Scan the records for lines with the string "Output". Say how many there are, and add nothing.

----------------

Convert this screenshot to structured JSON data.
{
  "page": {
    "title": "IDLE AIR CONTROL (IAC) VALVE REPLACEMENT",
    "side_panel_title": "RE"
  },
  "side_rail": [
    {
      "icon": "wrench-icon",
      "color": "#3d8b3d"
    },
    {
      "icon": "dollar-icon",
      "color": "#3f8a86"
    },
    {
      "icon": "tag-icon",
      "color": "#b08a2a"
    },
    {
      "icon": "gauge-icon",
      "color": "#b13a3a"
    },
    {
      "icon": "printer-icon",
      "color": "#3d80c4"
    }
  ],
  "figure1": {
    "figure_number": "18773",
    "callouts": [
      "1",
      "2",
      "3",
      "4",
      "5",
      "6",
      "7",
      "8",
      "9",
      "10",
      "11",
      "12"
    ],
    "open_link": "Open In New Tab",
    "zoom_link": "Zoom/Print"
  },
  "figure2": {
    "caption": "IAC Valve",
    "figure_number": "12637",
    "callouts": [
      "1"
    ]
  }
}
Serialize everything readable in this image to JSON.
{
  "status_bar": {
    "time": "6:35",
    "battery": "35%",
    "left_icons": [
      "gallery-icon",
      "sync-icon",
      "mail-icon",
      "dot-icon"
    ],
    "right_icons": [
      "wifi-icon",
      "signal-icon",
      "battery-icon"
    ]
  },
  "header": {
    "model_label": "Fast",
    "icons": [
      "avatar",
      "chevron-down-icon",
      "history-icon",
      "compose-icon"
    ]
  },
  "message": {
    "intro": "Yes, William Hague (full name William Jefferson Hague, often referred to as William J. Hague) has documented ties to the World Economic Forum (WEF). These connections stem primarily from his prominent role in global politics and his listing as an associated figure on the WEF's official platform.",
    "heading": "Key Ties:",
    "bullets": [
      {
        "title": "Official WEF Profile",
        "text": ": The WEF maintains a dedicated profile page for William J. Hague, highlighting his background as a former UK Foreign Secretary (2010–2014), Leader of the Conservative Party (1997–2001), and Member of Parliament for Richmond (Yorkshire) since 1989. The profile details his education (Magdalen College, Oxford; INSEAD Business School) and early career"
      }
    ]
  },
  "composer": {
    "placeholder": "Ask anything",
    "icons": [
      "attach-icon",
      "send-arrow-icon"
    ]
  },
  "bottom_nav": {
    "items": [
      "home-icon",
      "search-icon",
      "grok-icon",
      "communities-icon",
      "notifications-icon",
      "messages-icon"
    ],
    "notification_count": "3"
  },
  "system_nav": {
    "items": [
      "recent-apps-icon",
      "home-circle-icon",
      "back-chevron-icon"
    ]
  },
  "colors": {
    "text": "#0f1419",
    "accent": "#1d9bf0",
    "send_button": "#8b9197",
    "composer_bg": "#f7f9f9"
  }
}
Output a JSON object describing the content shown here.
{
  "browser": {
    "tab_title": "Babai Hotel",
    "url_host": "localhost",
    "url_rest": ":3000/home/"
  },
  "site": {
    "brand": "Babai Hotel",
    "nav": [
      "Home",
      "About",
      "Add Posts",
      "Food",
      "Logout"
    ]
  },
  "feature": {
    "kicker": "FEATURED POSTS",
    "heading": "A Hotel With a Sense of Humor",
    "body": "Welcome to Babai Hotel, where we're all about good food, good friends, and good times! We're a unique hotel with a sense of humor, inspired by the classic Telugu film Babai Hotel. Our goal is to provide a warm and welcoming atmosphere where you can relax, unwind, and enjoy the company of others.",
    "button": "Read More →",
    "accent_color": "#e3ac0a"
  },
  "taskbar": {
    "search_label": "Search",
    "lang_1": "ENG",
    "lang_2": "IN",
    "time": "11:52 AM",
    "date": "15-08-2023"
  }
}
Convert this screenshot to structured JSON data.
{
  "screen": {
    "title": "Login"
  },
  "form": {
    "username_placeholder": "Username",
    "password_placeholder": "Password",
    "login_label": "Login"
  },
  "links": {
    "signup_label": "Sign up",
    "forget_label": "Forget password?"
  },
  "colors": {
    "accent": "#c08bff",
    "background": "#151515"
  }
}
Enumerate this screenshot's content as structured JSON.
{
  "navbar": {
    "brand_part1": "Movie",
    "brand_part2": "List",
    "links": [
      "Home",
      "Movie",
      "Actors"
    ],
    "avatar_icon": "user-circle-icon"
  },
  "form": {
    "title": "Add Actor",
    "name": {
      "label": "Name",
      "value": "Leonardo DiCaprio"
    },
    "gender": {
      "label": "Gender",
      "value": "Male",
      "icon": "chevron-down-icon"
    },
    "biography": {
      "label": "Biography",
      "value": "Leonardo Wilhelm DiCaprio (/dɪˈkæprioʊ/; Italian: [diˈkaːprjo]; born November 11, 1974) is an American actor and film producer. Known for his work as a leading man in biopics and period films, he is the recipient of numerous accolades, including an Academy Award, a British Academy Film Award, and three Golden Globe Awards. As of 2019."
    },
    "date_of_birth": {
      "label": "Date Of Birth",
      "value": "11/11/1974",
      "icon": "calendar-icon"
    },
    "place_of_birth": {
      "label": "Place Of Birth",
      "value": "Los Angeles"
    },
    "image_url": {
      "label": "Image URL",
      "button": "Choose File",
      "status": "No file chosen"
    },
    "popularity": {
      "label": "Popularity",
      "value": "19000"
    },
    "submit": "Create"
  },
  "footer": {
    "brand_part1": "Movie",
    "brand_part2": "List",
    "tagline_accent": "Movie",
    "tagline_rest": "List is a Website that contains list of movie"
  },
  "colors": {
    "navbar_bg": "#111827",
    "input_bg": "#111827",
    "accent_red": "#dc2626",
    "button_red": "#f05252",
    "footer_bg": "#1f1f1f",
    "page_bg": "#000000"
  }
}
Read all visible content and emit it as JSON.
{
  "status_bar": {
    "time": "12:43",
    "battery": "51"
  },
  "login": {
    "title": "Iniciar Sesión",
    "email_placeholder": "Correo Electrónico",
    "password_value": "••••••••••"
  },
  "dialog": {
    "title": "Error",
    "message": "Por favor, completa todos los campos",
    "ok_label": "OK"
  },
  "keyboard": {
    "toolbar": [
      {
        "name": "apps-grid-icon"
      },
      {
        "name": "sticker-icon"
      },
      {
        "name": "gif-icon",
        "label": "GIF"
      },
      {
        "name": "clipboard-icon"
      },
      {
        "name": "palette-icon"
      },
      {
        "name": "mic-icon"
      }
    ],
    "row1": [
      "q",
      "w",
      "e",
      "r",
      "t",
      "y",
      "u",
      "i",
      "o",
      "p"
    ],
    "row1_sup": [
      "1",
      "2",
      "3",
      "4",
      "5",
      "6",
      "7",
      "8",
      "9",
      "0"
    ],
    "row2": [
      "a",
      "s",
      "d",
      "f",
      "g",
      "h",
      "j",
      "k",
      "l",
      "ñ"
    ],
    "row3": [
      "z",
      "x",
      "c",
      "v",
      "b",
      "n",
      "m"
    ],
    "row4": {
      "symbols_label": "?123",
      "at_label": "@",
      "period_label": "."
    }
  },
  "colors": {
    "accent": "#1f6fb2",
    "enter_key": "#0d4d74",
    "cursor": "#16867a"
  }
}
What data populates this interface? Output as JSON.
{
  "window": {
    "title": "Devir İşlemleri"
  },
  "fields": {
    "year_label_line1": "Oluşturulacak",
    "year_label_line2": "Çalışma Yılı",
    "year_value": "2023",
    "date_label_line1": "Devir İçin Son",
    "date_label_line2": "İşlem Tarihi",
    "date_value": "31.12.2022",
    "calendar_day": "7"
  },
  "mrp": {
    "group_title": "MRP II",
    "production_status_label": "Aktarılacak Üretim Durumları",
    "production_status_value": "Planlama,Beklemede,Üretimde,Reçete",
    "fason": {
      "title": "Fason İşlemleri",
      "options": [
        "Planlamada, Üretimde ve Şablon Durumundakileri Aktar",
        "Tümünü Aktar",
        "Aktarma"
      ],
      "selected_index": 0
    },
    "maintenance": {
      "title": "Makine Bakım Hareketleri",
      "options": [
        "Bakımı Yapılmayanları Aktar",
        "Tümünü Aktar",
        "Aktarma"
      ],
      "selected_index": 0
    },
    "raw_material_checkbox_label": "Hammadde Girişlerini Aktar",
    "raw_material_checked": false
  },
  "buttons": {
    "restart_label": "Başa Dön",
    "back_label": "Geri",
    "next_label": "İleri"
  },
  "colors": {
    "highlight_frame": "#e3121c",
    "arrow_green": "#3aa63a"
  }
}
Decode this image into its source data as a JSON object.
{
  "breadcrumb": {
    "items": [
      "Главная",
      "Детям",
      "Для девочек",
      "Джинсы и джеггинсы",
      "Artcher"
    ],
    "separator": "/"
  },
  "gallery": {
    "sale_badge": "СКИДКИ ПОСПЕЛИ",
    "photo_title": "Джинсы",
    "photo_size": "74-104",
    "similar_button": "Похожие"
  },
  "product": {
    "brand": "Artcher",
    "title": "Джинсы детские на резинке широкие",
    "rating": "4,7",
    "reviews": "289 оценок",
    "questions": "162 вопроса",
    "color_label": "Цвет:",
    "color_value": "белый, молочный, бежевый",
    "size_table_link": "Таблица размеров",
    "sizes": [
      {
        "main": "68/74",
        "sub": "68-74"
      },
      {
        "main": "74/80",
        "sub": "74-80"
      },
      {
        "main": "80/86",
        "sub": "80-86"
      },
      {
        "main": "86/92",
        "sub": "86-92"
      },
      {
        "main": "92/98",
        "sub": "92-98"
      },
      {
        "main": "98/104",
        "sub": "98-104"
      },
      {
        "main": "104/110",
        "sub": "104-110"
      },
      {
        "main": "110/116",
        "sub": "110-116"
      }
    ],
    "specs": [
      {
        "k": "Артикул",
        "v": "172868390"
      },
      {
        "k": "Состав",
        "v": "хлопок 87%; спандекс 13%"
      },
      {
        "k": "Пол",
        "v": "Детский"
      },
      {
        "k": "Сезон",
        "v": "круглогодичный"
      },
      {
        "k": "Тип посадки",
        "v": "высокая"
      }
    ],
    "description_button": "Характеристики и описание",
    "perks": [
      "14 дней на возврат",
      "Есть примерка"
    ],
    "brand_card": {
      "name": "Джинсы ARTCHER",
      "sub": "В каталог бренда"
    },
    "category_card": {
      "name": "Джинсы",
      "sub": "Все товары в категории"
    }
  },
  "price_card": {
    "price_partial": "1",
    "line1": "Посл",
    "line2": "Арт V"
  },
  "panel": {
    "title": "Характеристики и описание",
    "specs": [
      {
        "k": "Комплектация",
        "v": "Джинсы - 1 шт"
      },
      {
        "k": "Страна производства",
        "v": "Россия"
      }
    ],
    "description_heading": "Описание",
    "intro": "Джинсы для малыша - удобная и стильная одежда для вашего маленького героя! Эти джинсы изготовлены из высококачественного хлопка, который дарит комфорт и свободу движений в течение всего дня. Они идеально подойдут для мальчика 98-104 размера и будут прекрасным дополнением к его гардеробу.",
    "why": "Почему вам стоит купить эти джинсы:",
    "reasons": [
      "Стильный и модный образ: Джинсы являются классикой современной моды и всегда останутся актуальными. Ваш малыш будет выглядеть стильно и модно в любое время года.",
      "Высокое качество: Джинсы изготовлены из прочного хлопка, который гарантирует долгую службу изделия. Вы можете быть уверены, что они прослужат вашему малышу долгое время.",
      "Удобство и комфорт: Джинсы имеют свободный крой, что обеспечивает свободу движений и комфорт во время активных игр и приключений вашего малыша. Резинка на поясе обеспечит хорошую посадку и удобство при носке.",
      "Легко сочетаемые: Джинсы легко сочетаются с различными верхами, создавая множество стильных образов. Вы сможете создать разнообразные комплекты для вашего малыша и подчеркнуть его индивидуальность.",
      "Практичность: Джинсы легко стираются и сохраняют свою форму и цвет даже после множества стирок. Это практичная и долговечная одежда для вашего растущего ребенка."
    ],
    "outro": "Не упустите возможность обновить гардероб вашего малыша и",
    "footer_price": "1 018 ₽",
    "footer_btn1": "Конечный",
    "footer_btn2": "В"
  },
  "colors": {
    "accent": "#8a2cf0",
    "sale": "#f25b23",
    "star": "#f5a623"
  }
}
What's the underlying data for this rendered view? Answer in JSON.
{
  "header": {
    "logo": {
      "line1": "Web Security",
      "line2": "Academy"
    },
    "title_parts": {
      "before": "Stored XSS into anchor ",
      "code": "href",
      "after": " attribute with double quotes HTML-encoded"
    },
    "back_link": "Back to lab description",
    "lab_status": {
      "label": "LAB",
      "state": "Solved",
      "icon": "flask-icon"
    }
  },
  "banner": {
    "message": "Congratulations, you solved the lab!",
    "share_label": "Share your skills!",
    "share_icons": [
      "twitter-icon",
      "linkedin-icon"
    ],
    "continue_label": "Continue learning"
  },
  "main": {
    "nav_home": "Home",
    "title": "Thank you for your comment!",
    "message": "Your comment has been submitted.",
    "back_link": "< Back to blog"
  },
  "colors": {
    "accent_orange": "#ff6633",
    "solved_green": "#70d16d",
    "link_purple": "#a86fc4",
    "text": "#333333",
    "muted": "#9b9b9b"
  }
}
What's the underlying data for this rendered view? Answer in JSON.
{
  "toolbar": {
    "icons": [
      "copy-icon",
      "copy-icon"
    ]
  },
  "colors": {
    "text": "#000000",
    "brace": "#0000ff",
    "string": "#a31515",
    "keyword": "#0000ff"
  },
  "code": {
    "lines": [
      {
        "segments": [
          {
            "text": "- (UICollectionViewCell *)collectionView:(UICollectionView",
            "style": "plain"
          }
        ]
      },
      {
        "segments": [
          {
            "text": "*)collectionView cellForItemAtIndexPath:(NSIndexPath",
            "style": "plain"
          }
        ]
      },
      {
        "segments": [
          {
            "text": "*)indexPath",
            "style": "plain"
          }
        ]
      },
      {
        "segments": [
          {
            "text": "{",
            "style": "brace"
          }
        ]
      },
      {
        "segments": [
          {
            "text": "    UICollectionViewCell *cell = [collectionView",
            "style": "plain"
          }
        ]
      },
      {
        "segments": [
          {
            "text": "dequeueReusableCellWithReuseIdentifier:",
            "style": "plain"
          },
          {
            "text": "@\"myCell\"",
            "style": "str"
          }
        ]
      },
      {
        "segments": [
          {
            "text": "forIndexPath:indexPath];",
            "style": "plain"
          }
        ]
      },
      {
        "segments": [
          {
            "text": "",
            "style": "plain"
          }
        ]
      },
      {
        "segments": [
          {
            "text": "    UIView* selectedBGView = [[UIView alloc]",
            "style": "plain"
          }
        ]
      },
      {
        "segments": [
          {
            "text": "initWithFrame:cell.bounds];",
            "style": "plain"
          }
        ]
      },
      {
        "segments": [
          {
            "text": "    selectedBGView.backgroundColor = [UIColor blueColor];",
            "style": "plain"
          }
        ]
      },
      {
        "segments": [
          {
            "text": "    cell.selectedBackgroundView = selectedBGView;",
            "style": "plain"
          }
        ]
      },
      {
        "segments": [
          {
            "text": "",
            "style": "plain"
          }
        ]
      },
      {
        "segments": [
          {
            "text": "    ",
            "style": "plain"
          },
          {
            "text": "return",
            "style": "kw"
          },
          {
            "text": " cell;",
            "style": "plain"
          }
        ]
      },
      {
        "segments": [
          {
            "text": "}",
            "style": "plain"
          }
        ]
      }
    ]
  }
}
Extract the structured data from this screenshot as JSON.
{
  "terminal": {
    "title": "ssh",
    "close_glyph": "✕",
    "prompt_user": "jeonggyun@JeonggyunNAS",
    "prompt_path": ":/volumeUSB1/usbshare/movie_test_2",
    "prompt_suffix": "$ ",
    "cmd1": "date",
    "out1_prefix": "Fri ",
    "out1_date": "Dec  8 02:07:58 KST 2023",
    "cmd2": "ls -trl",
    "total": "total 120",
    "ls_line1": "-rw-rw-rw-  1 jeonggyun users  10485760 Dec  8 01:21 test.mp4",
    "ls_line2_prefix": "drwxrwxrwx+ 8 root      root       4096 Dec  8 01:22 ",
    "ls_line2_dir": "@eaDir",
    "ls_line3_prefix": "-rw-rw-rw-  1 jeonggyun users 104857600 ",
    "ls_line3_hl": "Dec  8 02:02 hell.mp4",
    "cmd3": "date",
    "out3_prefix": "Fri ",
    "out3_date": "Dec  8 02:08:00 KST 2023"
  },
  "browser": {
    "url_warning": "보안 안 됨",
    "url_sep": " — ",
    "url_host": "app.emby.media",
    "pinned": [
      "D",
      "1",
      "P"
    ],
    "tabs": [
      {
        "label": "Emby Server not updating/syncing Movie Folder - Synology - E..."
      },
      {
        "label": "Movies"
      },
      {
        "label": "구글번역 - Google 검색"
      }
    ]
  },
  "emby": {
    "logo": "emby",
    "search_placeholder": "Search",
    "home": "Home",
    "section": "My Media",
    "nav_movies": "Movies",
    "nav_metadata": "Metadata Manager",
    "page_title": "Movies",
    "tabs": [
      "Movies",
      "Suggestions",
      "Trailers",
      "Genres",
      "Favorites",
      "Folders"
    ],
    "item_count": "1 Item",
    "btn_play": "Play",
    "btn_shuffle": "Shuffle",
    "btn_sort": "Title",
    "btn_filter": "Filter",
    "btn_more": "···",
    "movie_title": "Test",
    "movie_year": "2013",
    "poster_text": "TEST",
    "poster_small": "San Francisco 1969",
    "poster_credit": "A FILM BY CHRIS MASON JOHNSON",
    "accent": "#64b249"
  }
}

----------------

• [ANSWER AREA]
2